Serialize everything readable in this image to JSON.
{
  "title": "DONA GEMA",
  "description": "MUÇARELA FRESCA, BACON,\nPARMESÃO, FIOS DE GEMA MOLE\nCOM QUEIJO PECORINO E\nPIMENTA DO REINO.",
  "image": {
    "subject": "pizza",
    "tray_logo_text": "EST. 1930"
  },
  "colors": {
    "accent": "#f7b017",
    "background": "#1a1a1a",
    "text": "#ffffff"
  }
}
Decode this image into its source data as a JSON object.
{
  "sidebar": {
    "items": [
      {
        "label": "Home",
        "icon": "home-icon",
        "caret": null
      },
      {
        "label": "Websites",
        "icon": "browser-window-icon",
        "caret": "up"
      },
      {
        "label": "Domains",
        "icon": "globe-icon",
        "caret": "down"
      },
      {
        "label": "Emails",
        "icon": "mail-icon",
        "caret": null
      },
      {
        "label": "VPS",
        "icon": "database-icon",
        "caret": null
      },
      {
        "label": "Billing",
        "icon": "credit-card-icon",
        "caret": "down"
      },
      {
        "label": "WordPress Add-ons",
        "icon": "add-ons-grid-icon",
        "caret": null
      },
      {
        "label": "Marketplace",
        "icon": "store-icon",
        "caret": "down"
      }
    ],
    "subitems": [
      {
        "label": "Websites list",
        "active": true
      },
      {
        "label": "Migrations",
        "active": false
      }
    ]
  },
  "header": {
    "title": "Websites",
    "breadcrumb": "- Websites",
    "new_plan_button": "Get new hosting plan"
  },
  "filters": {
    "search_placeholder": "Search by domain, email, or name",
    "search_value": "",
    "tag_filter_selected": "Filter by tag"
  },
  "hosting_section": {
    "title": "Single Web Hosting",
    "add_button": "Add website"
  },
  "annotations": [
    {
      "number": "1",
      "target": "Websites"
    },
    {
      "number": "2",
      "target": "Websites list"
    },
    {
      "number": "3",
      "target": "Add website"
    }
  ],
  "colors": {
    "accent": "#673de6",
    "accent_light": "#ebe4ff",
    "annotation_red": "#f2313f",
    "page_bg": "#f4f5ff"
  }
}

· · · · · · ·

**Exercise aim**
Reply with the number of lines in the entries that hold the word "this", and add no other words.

**Task answer**
2